Daniel’s article offers a re-examination of the term “urban” as one that is conjoined with the “suburban.” She argues that the misconceptions of the “urban” are partially derived from American media and that of presenting Canada as a “multicultural mosaic” without referencing its colonial history. Daniel also points out that urban problems such as “poverty, unemployment, and ethnic and racial diversity” are not confined to urban spaces, but rather also experienced in the suburban under “the illusion of financial stability.” Finally, she introduces the idea that the inevitable restructuring nature of society resulting from the globalization movement should also be represented in leadership figures.
Overall, I really enjoyed reading this article as it allowed me to take a mindful look as to how my thoughts or preconceived judgements about the term urban came to be. I immediately became aware of the fact that I never allowed myself the opportunity to come to my own understanding of what “urban” actually means, and it was even more disturbing to realize the ease at which my thoughts became habitual based on the images portrayed in the media.

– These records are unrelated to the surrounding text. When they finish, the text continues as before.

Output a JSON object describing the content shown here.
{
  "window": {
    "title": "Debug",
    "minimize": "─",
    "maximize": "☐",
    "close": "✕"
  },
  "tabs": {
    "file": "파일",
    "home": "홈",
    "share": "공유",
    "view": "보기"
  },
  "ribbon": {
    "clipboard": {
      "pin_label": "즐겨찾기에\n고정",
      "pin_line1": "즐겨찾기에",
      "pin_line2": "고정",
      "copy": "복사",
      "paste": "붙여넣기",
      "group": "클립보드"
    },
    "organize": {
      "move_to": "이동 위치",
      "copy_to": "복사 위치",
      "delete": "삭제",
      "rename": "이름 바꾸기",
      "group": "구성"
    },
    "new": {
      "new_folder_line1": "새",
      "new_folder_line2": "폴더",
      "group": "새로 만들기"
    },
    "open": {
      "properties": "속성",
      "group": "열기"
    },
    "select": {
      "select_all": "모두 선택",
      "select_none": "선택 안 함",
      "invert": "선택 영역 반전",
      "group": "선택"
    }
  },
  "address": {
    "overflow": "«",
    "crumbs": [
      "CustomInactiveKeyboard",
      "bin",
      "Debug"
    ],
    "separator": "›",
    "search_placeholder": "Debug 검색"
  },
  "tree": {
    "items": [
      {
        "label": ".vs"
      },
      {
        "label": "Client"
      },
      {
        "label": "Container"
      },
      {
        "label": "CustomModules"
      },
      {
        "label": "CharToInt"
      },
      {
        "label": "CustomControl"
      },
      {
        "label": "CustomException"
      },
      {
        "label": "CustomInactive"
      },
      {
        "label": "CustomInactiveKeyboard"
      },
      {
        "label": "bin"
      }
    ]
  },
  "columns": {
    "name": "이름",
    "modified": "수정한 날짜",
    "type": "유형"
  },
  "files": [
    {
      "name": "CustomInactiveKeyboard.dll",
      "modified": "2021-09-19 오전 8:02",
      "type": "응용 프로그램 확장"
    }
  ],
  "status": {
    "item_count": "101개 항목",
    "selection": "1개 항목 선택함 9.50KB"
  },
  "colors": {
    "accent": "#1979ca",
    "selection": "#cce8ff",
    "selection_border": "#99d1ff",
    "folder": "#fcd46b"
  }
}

While I was in agreement with most of the ideas represented in the reading, I found myself on an opposite end with regard to further anchoring Canada’s history of racial injustices into current curriculums. From my perspective, I think the negative spillover effects resulting from this idea will far outweigh the positive-inclusive attitude originally desired. I believe it is vital to display an honest and accurate representation of history into current curriculums but in doing so, one has to considerably take into account the psychological aspect in the process. Rehearsing negative mental images of racial injustices into a young developing mind that may or may not have access to additional resources may lead one to interpret the text through a narrow lense.